### Provided information
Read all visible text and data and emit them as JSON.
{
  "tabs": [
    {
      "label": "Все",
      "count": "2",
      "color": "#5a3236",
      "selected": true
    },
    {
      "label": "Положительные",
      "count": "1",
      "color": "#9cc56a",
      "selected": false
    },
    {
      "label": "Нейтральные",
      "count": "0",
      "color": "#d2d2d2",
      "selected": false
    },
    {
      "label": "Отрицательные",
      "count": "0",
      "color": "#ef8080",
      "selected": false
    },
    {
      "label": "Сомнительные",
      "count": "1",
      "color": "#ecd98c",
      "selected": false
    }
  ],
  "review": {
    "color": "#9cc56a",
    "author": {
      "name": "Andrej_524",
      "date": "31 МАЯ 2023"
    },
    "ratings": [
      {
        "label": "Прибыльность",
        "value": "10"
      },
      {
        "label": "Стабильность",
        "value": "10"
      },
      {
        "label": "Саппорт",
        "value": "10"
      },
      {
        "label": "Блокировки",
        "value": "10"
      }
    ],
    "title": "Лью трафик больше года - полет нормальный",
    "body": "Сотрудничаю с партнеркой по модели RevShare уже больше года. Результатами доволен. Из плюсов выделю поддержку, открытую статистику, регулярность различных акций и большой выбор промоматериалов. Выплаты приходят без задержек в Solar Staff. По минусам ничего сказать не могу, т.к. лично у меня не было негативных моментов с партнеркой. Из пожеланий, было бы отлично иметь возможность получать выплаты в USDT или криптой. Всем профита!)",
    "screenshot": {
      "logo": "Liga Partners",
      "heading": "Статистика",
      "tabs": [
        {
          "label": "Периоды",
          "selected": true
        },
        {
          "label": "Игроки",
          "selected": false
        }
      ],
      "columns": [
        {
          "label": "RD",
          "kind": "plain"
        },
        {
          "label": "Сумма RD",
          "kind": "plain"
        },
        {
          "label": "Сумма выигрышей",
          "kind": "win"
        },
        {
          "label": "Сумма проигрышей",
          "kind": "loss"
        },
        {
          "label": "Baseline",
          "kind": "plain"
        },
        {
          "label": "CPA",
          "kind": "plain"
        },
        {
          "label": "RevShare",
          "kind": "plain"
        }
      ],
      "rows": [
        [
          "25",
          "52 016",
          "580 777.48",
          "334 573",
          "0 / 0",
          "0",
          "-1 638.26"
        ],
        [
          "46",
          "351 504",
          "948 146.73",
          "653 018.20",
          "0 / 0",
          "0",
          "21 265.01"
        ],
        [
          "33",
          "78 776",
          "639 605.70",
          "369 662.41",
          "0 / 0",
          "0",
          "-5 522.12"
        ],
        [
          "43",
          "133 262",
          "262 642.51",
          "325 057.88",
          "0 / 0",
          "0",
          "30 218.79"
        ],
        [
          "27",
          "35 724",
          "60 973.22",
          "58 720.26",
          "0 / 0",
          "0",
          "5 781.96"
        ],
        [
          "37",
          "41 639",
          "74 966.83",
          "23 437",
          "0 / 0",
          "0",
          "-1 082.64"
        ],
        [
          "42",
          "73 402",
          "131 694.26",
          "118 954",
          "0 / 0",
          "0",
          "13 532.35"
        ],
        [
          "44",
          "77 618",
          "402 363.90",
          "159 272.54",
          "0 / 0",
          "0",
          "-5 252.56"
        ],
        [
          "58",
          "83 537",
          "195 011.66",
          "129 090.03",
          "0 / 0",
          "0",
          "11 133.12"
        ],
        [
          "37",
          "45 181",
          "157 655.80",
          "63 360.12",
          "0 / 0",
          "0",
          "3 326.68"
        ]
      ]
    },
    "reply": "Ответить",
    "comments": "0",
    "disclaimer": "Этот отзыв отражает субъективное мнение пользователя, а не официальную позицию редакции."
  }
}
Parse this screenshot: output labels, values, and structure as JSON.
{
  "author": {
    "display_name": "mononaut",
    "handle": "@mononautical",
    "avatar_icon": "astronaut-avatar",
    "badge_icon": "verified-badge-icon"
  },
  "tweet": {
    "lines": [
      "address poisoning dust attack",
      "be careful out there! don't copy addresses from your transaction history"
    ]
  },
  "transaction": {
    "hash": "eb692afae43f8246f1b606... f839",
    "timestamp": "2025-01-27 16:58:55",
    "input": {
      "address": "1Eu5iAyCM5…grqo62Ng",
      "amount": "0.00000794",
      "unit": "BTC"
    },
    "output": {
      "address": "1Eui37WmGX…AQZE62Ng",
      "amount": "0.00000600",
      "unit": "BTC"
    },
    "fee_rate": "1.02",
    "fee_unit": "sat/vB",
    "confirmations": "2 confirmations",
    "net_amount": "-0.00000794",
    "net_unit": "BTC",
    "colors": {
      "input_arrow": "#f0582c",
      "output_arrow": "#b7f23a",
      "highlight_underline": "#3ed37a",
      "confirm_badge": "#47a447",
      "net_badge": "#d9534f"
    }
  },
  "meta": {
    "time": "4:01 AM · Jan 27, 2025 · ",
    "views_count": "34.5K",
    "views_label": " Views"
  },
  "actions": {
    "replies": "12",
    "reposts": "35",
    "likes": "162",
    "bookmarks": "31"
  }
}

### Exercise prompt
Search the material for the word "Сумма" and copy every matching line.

### Reply
          "label": "Сумма RD",
          "label": "Сумма выигрышей",
          "label": "Сумма проигрышей",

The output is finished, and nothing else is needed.